Attention; The extent to which we are exposed/notice the behaviour. Retention; the learner must remember (retain) what was done by the model so that the information can be encoded and stored for later use. Reproduction; This is the ability to perform the behaviour that the model has just demonstrated. Motivation/reinforcement; the learner must have the desire, or motivation, to repeat the observed behaviour in order to receive a reward. The rewards and punishment that follow a behaviour will be considered by the observer.
Chapter- 4: Learning Process After reading this chapter, you should be able to: • Appreciate learning process • The basic concept of learning • Know principles and doctrines of learning • Theories of learning • Learning curve and virtuous learning circle Introduction Learning is a relatively permanent change in behavioural potentiality that occurs as a result of reinforced practice.
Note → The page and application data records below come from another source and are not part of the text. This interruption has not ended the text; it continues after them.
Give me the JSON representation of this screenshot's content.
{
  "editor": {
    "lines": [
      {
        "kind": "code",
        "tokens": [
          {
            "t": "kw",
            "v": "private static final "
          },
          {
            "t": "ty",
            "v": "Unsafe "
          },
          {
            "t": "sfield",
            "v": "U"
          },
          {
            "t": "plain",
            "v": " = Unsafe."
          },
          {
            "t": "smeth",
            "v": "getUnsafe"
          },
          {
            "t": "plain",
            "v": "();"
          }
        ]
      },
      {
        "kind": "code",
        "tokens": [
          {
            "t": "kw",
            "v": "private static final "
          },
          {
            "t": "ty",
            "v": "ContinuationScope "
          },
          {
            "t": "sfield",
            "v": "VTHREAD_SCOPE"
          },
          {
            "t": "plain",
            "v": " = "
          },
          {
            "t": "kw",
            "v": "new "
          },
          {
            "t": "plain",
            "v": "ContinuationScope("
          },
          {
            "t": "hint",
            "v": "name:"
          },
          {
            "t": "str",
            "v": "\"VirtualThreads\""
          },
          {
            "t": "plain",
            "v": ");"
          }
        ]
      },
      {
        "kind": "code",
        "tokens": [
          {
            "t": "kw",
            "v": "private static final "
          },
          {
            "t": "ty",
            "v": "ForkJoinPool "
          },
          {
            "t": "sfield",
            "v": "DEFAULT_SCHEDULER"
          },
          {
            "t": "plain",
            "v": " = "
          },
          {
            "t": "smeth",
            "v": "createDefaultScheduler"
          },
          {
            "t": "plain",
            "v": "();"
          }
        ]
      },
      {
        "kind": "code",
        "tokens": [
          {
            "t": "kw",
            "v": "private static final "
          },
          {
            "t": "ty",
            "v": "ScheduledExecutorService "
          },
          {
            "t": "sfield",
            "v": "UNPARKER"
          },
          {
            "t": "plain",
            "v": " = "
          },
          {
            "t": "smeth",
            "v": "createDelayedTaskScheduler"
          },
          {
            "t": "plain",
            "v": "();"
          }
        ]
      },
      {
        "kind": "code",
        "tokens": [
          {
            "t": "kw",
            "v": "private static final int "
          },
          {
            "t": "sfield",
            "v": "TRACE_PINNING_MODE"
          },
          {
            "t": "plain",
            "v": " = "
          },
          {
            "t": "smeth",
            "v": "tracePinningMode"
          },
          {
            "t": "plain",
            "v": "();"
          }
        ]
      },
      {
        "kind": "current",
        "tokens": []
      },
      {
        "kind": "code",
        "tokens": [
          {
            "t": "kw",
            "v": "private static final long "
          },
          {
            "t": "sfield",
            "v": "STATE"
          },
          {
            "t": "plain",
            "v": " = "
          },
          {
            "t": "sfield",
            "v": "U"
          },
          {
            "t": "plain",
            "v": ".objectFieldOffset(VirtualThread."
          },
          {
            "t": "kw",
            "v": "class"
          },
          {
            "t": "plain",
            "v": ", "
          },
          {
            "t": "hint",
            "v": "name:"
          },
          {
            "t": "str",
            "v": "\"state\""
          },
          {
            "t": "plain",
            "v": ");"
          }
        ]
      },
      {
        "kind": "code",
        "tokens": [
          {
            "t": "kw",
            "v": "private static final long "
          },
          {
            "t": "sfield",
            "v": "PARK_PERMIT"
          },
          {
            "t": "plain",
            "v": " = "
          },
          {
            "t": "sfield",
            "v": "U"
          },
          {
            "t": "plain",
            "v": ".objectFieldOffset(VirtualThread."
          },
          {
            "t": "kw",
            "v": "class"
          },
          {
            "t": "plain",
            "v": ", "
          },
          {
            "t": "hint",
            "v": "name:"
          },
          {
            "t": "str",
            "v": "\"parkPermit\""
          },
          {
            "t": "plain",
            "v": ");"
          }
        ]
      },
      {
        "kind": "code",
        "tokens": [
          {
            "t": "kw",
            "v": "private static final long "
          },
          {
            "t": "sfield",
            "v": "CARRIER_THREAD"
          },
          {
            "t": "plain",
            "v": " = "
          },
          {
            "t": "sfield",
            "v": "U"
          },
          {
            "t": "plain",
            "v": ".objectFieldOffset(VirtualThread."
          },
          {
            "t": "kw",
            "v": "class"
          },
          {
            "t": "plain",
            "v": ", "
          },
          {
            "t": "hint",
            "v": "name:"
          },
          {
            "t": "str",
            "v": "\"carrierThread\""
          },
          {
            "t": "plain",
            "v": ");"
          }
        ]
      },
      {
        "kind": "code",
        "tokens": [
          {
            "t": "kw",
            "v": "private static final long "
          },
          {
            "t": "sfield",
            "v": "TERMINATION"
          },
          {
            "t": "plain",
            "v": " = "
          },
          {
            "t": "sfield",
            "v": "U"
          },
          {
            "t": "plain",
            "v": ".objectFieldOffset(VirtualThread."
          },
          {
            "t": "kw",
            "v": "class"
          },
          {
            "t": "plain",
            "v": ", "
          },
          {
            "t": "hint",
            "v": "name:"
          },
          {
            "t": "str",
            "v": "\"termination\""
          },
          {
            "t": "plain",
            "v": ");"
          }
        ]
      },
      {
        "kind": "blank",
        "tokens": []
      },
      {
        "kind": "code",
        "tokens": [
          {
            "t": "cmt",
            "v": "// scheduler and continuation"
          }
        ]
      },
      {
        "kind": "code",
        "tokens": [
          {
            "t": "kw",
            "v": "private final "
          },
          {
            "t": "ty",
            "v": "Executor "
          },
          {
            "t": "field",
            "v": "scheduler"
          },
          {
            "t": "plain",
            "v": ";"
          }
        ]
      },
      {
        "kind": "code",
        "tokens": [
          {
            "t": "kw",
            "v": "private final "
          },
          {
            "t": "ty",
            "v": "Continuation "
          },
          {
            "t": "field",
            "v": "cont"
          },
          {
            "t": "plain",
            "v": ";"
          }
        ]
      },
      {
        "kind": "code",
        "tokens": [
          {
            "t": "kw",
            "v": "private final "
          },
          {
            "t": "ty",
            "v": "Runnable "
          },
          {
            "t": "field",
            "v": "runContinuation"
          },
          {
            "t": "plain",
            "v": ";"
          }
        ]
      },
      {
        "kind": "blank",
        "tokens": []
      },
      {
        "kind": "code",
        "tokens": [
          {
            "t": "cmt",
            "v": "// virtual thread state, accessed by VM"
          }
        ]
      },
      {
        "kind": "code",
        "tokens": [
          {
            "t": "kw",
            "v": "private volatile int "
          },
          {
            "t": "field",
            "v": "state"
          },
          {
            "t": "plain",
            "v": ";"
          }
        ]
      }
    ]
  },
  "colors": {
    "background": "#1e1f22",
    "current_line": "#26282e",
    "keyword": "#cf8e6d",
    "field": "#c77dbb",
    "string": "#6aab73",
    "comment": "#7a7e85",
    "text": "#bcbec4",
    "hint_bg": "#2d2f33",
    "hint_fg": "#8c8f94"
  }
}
Learning is indexed by a change in behaviour which must be translated into observable behaviour. After learning, learners are capable of performing something which they could not do earlier. It is neither transitory nor fixed. The change in behaviour need not occur immediately following the learning experience.
This theory states that students learn through direct experience, observation, and modeling. Modeling is also present in how we develop language abilities (Bandura, 1989). Of course teachers exhibit different nonverbal behaviors that may influence students ' learning English. In Social Cognitive Theory, people are neither driven by inner force nor automatically shaped and controlled by the environment. Bandura (1986) states that learning can occur by watching others and then modeling what they do or say which is known as observational learning.
Interdependent learning: When a teacher teaches, it is not just the student who learns but also the teacher, who learns, unlearns and relearns as well from the student. The individual pride and ego of one should be ignored in order to keep the process of learning alive and extremely critical to create such a healthy environment. 3. Retaining Power: Indian education system is often criticised to be a rote type of education system. But the key idea behind this is to instil a retaining power in the students so that they are conceptually strong by remembering the information they receive.
Instead of placing them in front of a television. Babies are capable of many forms of learning, including classical conditioning, operant conditioning, and imitation. (Life Span: Human Development) The behaviorists viewpoint is that children learn to speak from imitating the words and sentences heard from the adults around them, mainly their parents/caretakers. This theory is especially associated with B.F.Skinner (1957) who believes that language has a string tie with human behaviour "If we do something and it has positive, pleasurable consequences, we are more likely to do it again; if it has unpleasant consequences, we are less likely to repeat the action. "(Simply Psychology) This theory is connects into how tv watching affects a child's social interactions.